Age: 13

I was diagnosed on March 24th 2016, just before the Easter holidays. The following day, I started my first round of chemotherapy which was ten days in total.  

While some of the chemo side effects that I experienced occurred straight away, some of the effects, such as hair loss, were a slow process over a couple of weeks. My hair began to fall out while still in hospital, and this continued into when I was discharged to the hospital accommodation. 

By the end of the Easter holidays, I was feeling much better in myself. I was experiencing some side effects from the chemo but not all had kicked in. 

I still had hair – a lot of it – but was noticing the occasional hair on my collar and pillow and it was gradually becoming more and more as the days went by.   

Some nights I was in tears about my hair

Losing my hair upset me a lot. Many think that it’s just girls that take hair loss hard, but all cancer patients do. 

Jenny, my nurse, told me one night that some people shave their hair off before it all disappears; therefore, although it goes, you don’t have to go through the painful process of watching it fall out day by day. 

Also, because the pillows were white, it made the amount of hair I was losing more visible. To combat this, I found it helpful to put a colourful blanket over my pillow, so the hair wasn’t as visible, and I wasn’t noticing the rapid change as much. 

How my family and friends supported me 

By April, my hair was falling out rapidly and it was still causing me some upset, but not as much as it had. By now it was just something I accepted, and if I was going to get better, it was just going to have to be. 

Because I was upset, Dad told me that when he shaved my hair, I would be allowed to shave his in return. We were going to do this together. 

So on the evening of April 12th 2016, while FaceTiming Mum and my sister, Kristy, back at home, Dad and I shaved each other’s hair. I now looked like the ‘stereotypical cancer patient’. 

I thought I would put it on Facebook just as an update on how I was getting on, and I received a lot of support from my friends, classmates, and people who I had never spoken to before back home in Stowmarket. 

I don’t know how many texts I replied to that night and there’s still some I haven’t replied to because I didn’t discover them until much later on. In fact, I’m still discovering them now! 

Embracing my new look 
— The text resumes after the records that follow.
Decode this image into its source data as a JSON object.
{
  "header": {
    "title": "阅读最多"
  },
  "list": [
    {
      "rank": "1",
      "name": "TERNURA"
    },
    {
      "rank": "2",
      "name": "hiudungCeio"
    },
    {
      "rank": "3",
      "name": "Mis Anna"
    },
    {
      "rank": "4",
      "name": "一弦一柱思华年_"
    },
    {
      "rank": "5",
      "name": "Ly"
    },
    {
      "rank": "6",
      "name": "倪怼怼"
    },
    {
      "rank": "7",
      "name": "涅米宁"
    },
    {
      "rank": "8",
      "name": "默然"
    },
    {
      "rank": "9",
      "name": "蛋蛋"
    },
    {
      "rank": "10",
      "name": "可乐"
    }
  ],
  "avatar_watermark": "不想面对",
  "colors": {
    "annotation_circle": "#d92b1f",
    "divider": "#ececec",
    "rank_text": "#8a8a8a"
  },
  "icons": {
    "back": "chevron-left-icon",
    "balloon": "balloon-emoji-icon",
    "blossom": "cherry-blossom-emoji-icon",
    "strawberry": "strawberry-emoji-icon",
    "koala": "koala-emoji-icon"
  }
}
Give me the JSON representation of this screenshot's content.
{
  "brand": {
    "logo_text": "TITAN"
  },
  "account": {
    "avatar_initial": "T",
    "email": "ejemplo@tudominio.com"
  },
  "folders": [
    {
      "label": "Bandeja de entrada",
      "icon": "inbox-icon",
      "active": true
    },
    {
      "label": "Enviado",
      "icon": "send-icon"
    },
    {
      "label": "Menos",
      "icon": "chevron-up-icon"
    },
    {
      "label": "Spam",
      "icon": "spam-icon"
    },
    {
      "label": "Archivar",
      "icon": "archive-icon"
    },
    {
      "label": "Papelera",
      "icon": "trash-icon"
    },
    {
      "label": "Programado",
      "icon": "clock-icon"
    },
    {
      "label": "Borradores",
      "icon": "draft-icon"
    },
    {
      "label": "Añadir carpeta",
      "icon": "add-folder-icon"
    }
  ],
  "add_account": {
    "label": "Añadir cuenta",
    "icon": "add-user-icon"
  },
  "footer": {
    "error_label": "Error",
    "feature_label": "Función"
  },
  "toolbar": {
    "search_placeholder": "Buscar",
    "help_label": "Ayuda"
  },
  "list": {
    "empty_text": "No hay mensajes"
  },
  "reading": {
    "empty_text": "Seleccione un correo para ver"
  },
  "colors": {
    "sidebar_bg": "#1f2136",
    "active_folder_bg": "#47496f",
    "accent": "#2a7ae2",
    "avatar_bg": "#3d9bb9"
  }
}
Dad bought me a bandana and a hat, and he got himself a bandana too. On my first day of having very little hair, I wore the bandana but decided it made me look silly so I would stick to the hat from then on, which I did – for a year and four months after, wherever I went, I wore a hat. It’s something that I grew attached to. 

If I’m honest, I soon embraced the completely bald look, and soon took a liking to it. Some of my friends liked it too, saying that it made me look more grown up. 

How I changed my outlook on treatment 

I also had a conversation with someone my Dad worked with, who gave me a new outlook on how to view my treatment. He said that it would make me feel bad, but I have to go through that to get better. 

I had never seen it like that before. I genuinely feared the chemo because I thought it would be that that would kill me, and not the leukaemia itself.

But now I realised that it only made sense that things were going to be worse before it got better, and it would be completely worth it in the end. After all, why would they give me all that chemo if they knew it was going to kill me? 

I also applied this positive mindset to my hair loss – the only way to survive was to go through the process, and therefore losing my hair was worth it.